The best software security strategy is the one that fits your business. Learn the 5 steps to creating a software security initiative on a solid foundation.
This year you tested 46 web applications, 19 mobile apps, and 20 client-server apps. You purchased a new application security testing tool, and you found 112 vulnerabilities. You’re feeling pretty good.
But before you get too excited, ask yourself this:
If you aren’t sure of the answers to these questions, you may have a software security testing plan, but you don’t have a software security strategy.
If you’ve invested in application security testing already, then you’re on the right track to lowering risk. Now, however, it’s time to take it to the next level: Turn your application security activities from a cost center to a competitive advantage for your organization by creating a software security initiative (SSI).
In a word, no.
In case studies and white papers, we regularly see application security testing presented as the de facto software security technique—a kind of magic bullet organizations use to show they take security seriously.
Application security testing is a critical and necessary component of every security program. However, “penetrate and patch” application testing alone is not a security strategy at all. Application security testing is a starting block, not the finish line.

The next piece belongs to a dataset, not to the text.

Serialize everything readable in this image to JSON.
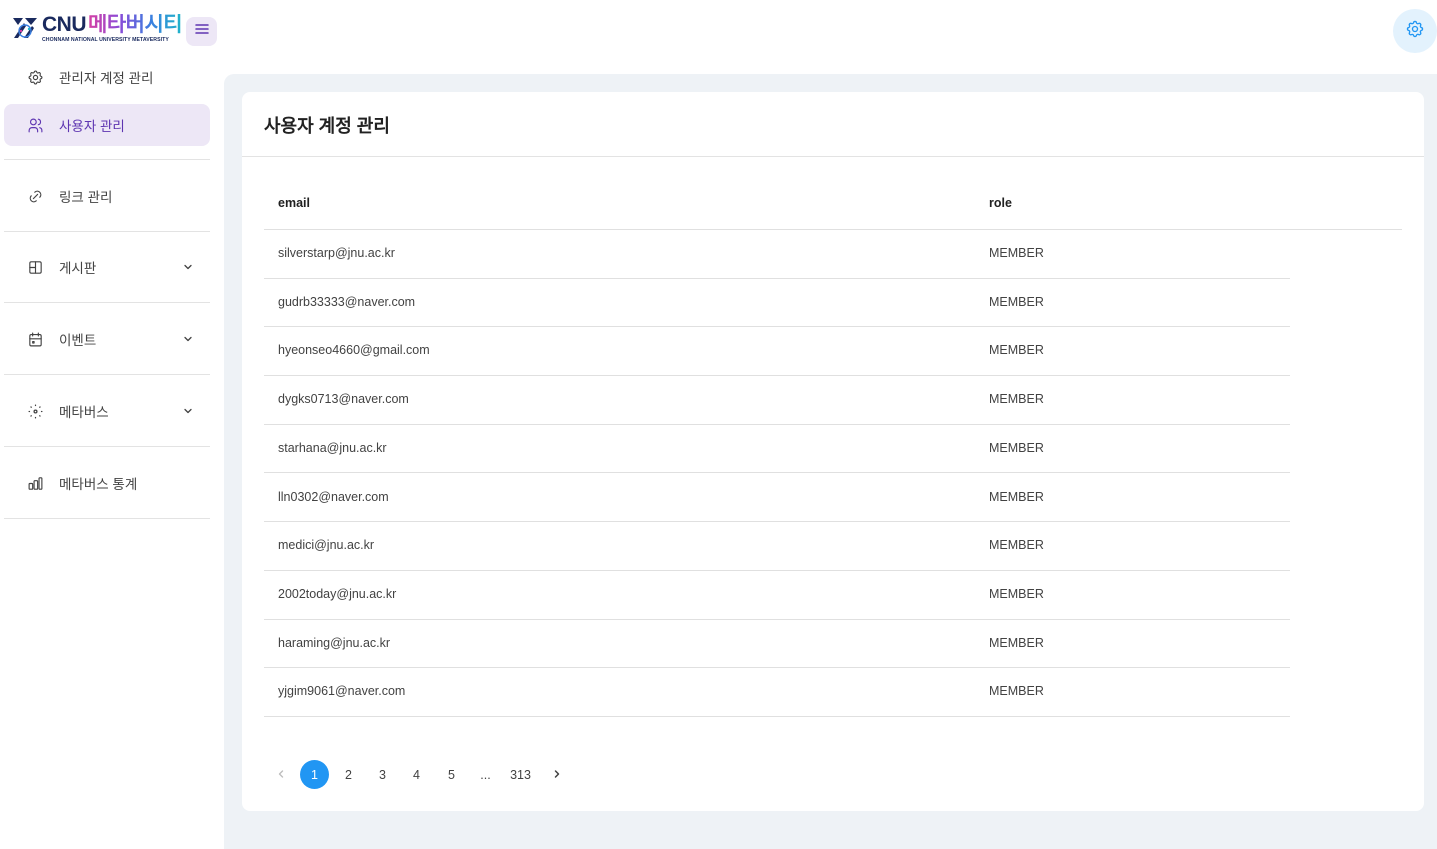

The most effective software security initiative is fine-tuned to fit your organization and built to scale around your staff, processes, and software portfolio. It helps you “show your work” by providing a clear and understandable methodology for reducing risk and explaining how you’ve made investment decisions.

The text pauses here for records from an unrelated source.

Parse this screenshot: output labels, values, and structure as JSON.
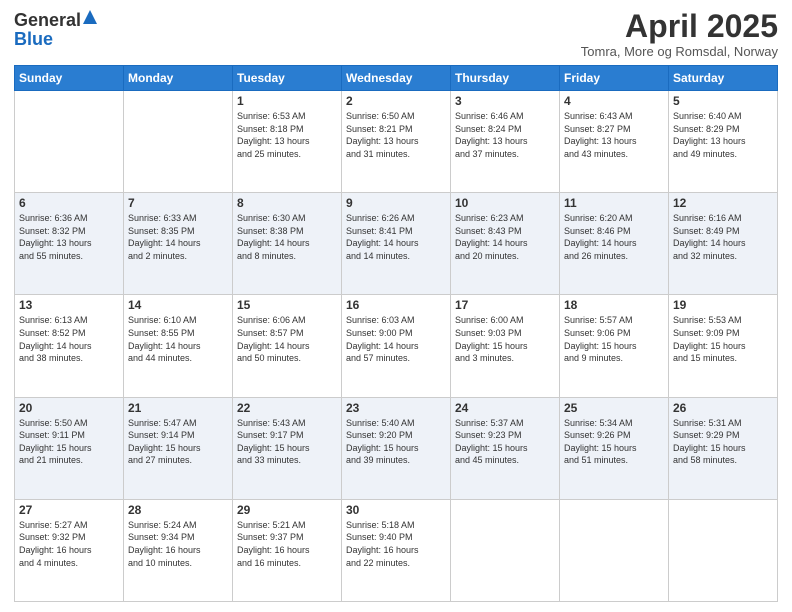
{
  "header": {
    "logo_line1": "General",
    "logo_line2": "Blue",
    "month_title": "April 2025",
    "location": "Tomra, More og Romsdal, Norway"
  },
  "days_of_week": [
    "Sunday",
    "Monday",
    "Tuesday",
    "Wednesday",
    "Thursday",
    "Friday",
    "Saturday"
  ],
  "weeks": [
    [
      {
        "day": "",
        "content": ""
      },
      {
        "day": "",
        "content": ""
      },
      {
        "day": "1",
        "content": "Sunrise: 6:53 AM\nSunset: 8:18 PM\nDaylight: 13 hours\nand 25 minutes."
      },
      {
        "day": "2",
        "content": "Sunrise: 6:50 AM\nSunset: 8:21 PM\nDaylight: 13 hours\nand 31 minutes."
      },
      {
        "day": "3",
        "content": "Sunrise: 6:46 AM\nSunset: 8:24 PM\nDaylight: 13 hours\nand 37 minutes."
      },
      {
        "day": "4",
        "content": "Sunrise: 6:43 AM\nSunset: 8:27 PM\nDaylight: 13 hours\nand 43 minutes."
      },
      {
        "day": "5",
        "content": "Sunrise: 6:40 AM\nSunset: 8:29 PM\nDaylight: 13 hours\nand 49 minutes."
      }
    ],
    [
      {
        "day": "6",
        "content": "Sunrise: 6:36 AM\nSunset: 8:32 PM\nDaylight: 13 hours\nand 55 minutes."
      },
      {
        "day": "7",
        "content": "Sunrise: 6:33 AM\nSunset: 8:35 PM\nDaylight: 14 hours\nand 2 minutes."
      },
      {
        "day": "8",
        "content": "Sunrise: 6:30 AM\nSunset: 8:38 PM\nDaylight: 14 hours\nand 8 minutes."
      },
      {
        "day": "9",
        "content": "Sunrise: 6:26 AM\nSunset: 8:41 PM\nDaylight: 14 hours\nand 14 minutes."
      },
      {
        "day": "10",
        "content": "Sunrise: 6:23 AM\nSunset: 8:43 PM\nDaylight: 14 hours\nand 20 minutes."
      },
      {
        "day": "11",
        "content": "Sunrise: 6:20 AM\nSunset: 8:46 PM\nDaylight: 14 hours\nand 26 minutes."
      },
      {
        "day": "12",
        "content": "Sunrise: 6:16 AM\nSunset: 8:49 PM\nDaylight: 14 hours\nand 32 minutes."
      }
    ],
    [
      {
        "day": "13",
        "content": "Sunrise: 6:13 AM\nSunset: 8:52 PM\nDaylight: 14 hours\nand 38 minutes."
      },
      {
        "day": "14",
        "content": "Sunrise: 6:10 AM\nSunset: 8:55 PM\nDaylight: 14 hours\nand 44 minutes."
      },
      {
        "day": "15",
        "content": "Sunrise: 6:06 AM\nSunset: 8:57 PM\nDaylight: 14 hours\nand 50 minutes."
      },
      {
        "day": "16",
        "content": "Sunrise: 6:03 AM\nSunset: 9:00 PM\nDaylight: 14 hours\nand 57 minutes."
      },
      {
        "day": "17",
        "content": "Sunrise: 6:00 AM\nSunset: 9:03 PM\nDaylight: 15 hours\nand 3 minutes."
      },
      {
        "day": "18",
        "content": "Sunrise: 5:57 AM\nSunset: 9:06 PM\nDaylight: 15 hours\nand 9 minutes."
      },
      {
        "day": "19",
        "content": "Sunrise: 5:53 AM\nSunset: 9:09 PM\nDaylight: 15 hours\nand 15 minutes."
      }
    ],
    [
      {
        "day": "20",
        "content": "Sunrise: 5:50 AM\nSunset: 9:11 PM\nDaylight: 15 hours\nand 21 minutes."
      },
      {
        "day": "21",
        "content": "Sunrise: 5:47 AM\nSunset: 9:14 PM\nDaylight: 15 hours\nand 27 minutes."
      },
      {
        "day": "22",
        "content": "Sunrise: 5:43 AM\nSunset: 9:17 PM\nDaylight: 15 hours\nand 33 minutes."
      },
      {
        "day": "23",
        "content": "Sunrise: 5:40 AM\nSunset: 9:20 PM\nDaylight: 15 hours\nand 39 minutes."
      },
      {
        "day": "24",
        "content": "Sunrise: 5:37 AM\nSunset: 9:23 PM\nDaylight: 15 hours\nand 45 minutes."
      },
      {
        "day": "25",
        "content": "Sunrise: 5:34 AM\nSunset: 9:26 PM\nDaylight: 15 hours\nand 51 minutes."
      },
      {
        "day": "26",
        "content": "Sunrise: 5:31 AM\nSunset: 9:29 PM\nDaylight: 15 hours\nand 58 minutes."
      }
    ],
    [
      {
        "day": "27",
        "content": "Sunrise: 5:27 AM\nSunset: 9:32 PM\nDaylight: 16 hours\nand 4 minutes."
      },
      {
        "day": "28",
        "content": "Sunrise: 5:24 AM\nSunset: 9:34 PM\nDaylight: 16 hours\nand 10 minutes."
      },
      {
        "day": "29",
        "content": "Sunrise: 5:21 AM\nSunset: 9:37 PM\nDaylight: 16 hours\nand 16 minutes."
      },
      {
        "day": "30",
        "content": "Sunrise: 5:18 AM\nSunset: 9:40 PM\nDaylight: 16 hours\nand 22 minutes."
      },
      {
        "day": "",
        "content": ""
      },
      {
        "day": "",
        "content": ""
      },
      {
        "day": "",
        "content": ""
      }
    ]
  ]
}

We believe the best way to set a solid foundation for a software security initiative (or revive a moldy one) is a five-pronged approach:
Each software security initiative reflects its parent organization’s structure and culture. While some firms centralize management, others federate. Some rely on outsourcing, while others hire new staff. Some rely on managed services, and others grow their internal technical teams. What’s best for your firm?